His Own Man
His Own Man
Chapter Seven charts the turbulent Democratic National Convention through the experience of Hubert Humphrey, the onetime champion of American liberalism. In Chicago, the Democratic Party came apart on national television: delegates feuded on the convention floor, peaceniks caused trouble on the streets of Chicago, and police employed wanton violence in the name of “law and order.” Humphrey emerged with the nomination, thanks to the loyal party machinery, but the Democrats appeared doomed. Humphrey bore much of the responsibility: he chose a safe nomination by letting Lyndon Johnson dictate the party plank on Vietnam. His weakness intensified the displeasure of the party’s liberal anti-war wing, and neither Humphrey nor the Democratic Party ever fully recovered.
North Carolina Scholarship Online requires a subscription or purchase to access the full text of books within the service. Public users can however freely search the site and view the abstracts and keywords for each book and chapter.

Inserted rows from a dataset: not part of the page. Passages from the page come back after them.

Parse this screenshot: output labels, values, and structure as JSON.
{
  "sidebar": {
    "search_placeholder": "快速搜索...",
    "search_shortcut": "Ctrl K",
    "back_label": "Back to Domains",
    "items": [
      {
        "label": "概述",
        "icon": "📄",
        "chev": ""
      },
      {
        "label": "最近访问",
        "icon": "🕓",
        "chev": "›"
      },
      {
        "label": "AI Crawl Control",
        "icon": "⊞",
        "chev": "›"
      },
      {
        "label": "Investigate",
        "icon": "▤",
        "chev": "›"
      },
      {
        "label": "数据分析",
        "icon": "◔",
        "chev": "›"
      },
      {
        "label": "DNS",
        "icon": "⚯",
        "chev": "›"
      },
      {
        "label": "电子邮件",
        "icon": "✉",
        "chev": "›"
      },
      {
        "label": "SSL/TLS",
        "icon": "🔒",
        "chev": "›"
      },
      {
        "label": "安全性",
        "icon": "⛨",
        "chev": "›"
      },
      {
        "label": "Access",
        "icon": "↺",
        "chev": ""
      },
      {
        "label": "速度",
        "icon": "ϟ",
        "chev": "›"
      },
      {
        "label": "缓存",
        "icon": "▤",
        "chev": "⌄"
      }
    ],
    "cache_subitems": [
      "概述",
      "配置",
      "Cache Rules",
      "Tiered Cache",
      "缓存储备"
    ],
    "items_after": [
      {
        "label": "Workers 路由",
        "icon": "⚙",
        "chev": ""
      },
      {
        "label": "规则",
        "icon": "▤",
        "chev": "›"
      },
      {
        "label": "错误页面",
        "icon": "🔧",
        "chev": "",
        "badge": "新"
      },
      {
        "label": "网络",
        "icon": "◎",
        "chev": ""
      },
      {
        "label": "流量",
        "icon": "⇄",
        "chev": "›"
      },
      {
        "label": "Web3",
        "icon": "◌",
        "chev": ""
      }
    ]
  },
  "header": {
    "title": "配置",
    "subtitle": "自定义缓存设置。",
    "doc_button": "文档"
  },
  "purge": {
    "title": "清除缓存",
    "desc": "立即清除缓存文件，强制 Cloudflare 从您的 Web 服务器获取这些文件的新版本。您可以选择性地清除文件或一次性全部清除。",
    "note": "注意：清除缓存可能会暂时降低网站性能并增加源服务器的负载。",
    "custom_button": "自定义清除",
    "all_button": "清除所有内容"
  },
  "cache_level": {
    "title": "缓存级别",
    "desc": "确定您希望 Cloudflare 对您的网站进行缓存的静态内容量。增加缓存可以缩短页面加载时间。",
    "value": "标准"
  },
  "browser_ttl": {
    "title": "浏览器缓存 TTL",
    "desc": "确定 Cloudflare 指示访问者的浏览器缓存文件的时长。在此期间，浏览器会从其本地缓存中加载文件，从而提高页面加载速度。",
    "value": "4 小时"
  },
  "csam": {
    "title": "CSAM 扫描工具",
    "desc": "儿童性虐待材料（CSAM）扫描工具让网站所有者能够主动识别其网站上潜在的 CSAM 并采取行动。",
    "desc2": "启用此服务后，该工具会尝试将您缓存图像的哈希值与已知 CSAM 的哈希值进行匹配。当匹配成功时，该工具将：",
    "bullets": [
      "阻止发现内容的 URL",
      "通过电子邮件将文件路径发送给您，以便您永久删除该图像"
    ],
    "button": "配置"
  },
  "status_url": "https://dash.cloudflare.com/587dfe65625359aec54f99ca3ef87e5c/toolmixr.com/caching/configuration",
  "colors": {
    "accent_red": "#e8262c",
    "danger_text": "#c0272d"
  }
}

If you think you should have access to this title, please contact your librarian.